A strong desire to tell stories from her own experience is what led Ilene Chaiken to become a showrunner. And, as she tells Julian Newby, it happened quite by chance.
Who says awards don’t mean anything? Ilene Chaiken had just walked off stage holding the Golden Globe for her screenplay for Dirty Pictures — the Showtime movie about the photographer Robert Mapplethorpe — when she was offered her first TV series.
“The president of the network at that time leaned over to me and said: ‘That lesbian story that you wanted to write? Let’s try it.’ That was the genesis of The L Word.” She had wanted, for some time, to write a story about her experiences as a lesbian in Los Angeles but wasn’t sure how or where to tell it. She was encouraged by her agent to write it as a magazine article. “There was a gay and lesbian baby boom in Los Angeles at the time, and I had two small children. So Los Angeles magazine hired me to write a 5,000-word essay on the city’s gay and lesbian baby boom.” It became the cover story and the experience fueled her enthusiasm to do more.

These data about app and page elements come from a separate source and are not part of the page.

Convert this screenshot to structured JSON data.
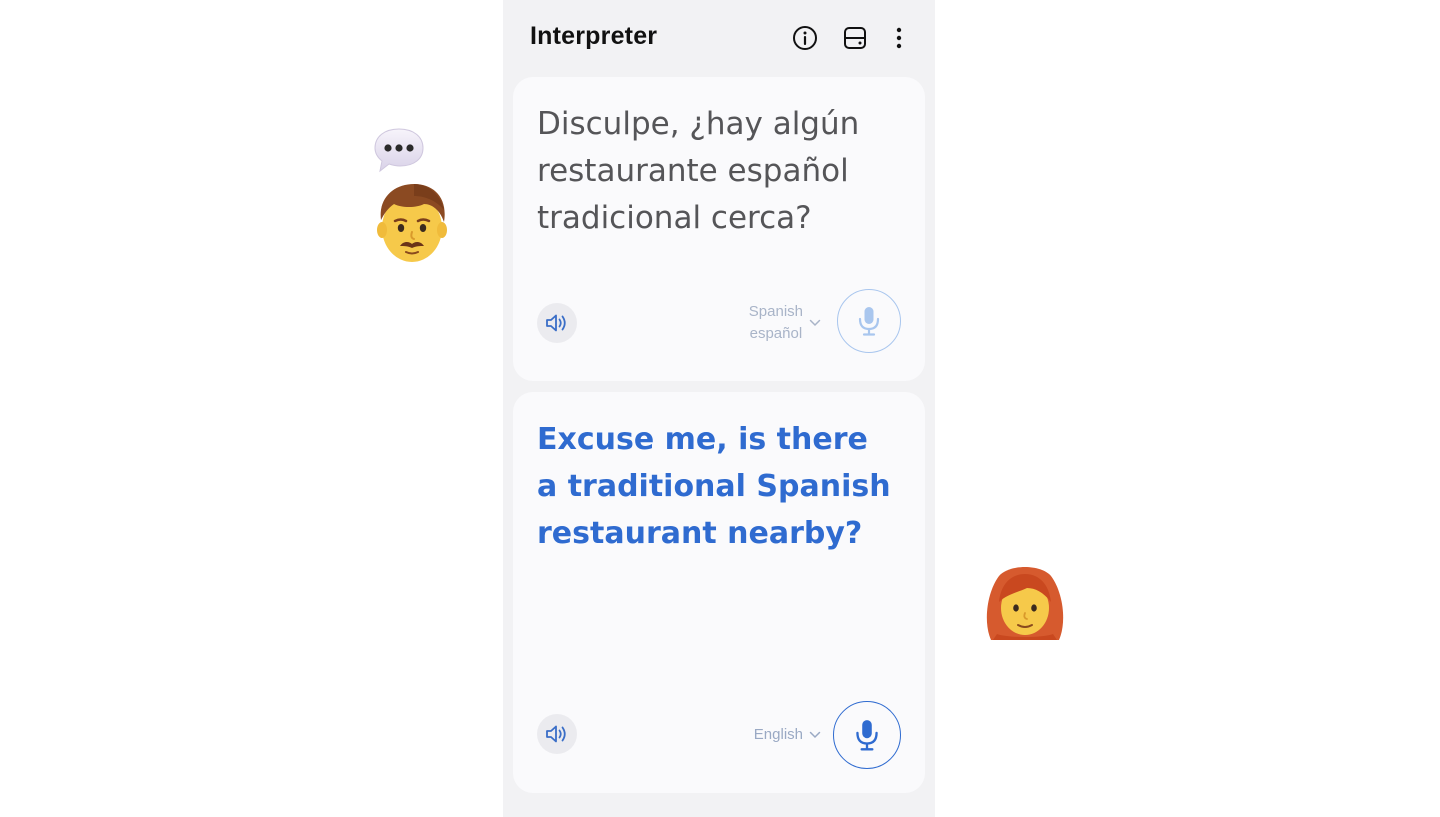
{
  "app": {
    "title": "Interpreter"
  },
  "appbar": {
    "info_icon": "info-icon",
    "layout_icon": "split-layout-icon",
    "more_icon": "more-vert-icon"
  },
  "top_panel": {
    "text": "Disculpe, ¿hay algún restaurante español tradicional cerca?",
    "language_name": "Spanish",
    "language_native": "español",
    "speaker_icon": "speaker-icon",
    "mic_icon": "mic-icon"
  },
  "bottom_panel": {
    "text": "Excuse me, is there a traditional Spanish restaurant nearby?",
    "language_name": "English",
    "speaker_icon": "speaker-icon",
    "mic_icon": "mic-icon"
  },
  "decor": {
    "left_person": "man-emoji",
    "speech_bubble": "speech-bubble-emoji",
    "right_person": "woman-red-hair-emoji"
  },
  "colors": {
    "accent": "#2f6bd0",
    "mic_inactive_border": "#a9c6ee",
    "panel_bg": "#fafafc",
    "phone_bg": "#f2f2f4"
  }
}
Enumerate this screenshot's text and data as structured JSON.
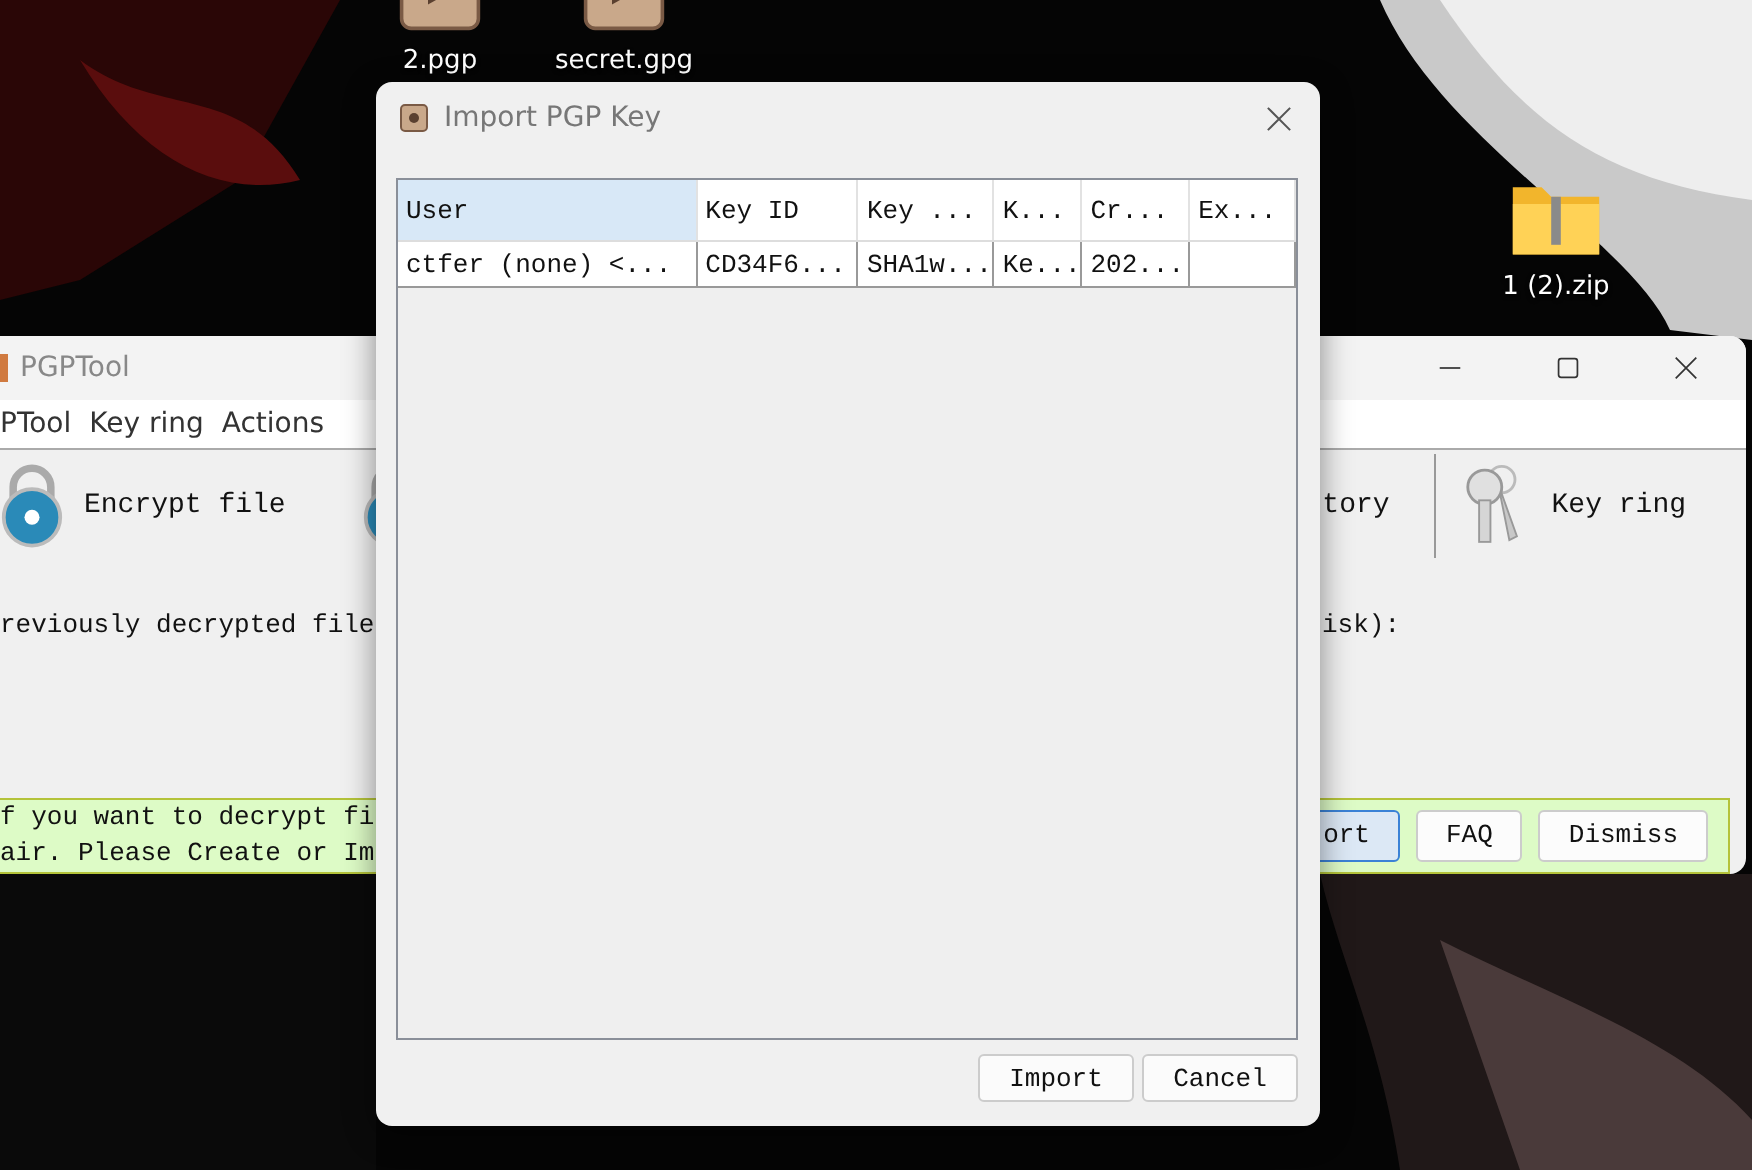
{
  "desktop": {
    "icons": [
      {
        "label": "2.pgp",
        "kind": "file"
      },
      {
        "label": "secret.gpg",
        "kind": "file"
      },
      {
        "label": "1 (2).zip",
        "kind": "zip"
      }
    ]
  },
  "main_window": {
    "title": "PGPTool",
    "menu": [
      "PTool",
      "Key ring",
      "Actions"
    ],
    "toolbar_left": [
      {
        "label": "Encrypt file",
        "kind": "lock"
      }
    ],
    "toolbar_right": [
      {
        "label": "tory",
        "kind": "text"
      },
      {
        "label": "Key ring",
        "kind": "keys"
      }
    ],
    "history_left": "reviously decrypted file",
    "history_right": "isk):",
    "notice": {
      "lines": [
        "f you want to decrypt fi",
        "air. Please Create or Im"
      ],
      "buttons": [
        {
          "label": "ort",
          "selected": true
        },
        {
          "label": "FAQ",
          "selected": false
        },
        {
          "label": "Dismiss",
          "selected": false
        }
      ]
    }
  },
  "dialog": {
    "title": "Import PGP Key",
    "table": {
      "columns": [
        {
          "label": "User",
          "selected": true
        },
        {
          "label": "Key ID",
          "selected": false
        },
        {
          "label": "Key ...",
          "selected": false
        },
        {
          "label": "K...",
          "selected": false
        },
        {
          "label": "Cr...",
          "selected": false
        },
        {
          "label": "Ex...",
          "selected": false
        }
      ],
      "rows": [
        {
          "cells": [
            "ctfer (none) <...",
            "CD34F6...",
            "SHA1w...",
            "Ke...",
            "202..."
          ]
        }
      ]
    },
    "buttons": [
      "Import",
      "Cancel"
    ]
  }
}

That was almost 20 years ago. The L Word came into being some four years later, ran for six seasons and Ilene Chaiken had, almost by chance, become an A-list showrunner. Hit after hit followed including, notably, Hulu’s The Handmaid’s Tale and the first four seasons of the Fox series Empire.“Running The L Word for seven years was a huge learning curve,” she said. “I had never stepped onto a TV show let alone run one. It didn’t occur to me that I was now a showrunner until I started to think about what I would do next. Then I started getting offers, not just to write and create shows, but to run shows — and I realised that I still didn’t know how to run a show, but I pretended that I did.”
A number of long-running hit TV shows have been credited with bringing important social issues to the fore and encouraging greater tolerance of previously marginalised groups. Will And Grace is one; Modern Family is another. And The L Word is one too. So was Ilene Chaiken aware that the series had influence beyond simply entertainment? “Many people told me that and it’s gratifying that it meant that to a lot of people. But I look at it and other shows that are themed around previously unrepresented groups of people and I see them as part of a cultural phenomenon,” she said. “It’s not as if a television show moves the culture. These shows happen in the midst of cultural change sometimes, and they are all a part of a greater movement towards representation and diversity and inclusivity that I think is inherent in culture.”
So is she known as an issues person? Someone whose hopes and beliefs are manifest in her work? “I hope so. It used to be something that one ran from or hid from in the film and television business but I think that it’s now acceptable to say that you want to tell stories that are about something. And I like to tell stories that are about something. So I don’t mind being known as an issues person, if that’s how people like to characterise it.”
As someone who is very much enjoying the fruits of TV drama’s so-called golden age, Chaiken believes that it’s not coming to an end any time soon. “I don’t know why it ever would. I think that now we know it’s possible, we are going to keep on doing it and pushing the boundaries and telling new and untold stories,” she said. “I don’t know why it happened but there came a point when we all discovered the potential of this great medium which for writers and storytellers has this great literary quality in which you can develop characters and go on telling their stories and see their lives change and evolve. And follow ideas and mutate ideas. It’s a really exciting proposition for storytelling and once it became understood, the storytellers gravitated to the medium. The stories that were being told in cinemas are now being told on television and everyone wants to be there.”
Ilene Chaiken’s Game Changers Keynote is on Tuesday, April 9 at 17.00 in the Debussy Theatre
This article originally appeared in the MIPTV 2019 Preview magazine, which you can read in full online, here!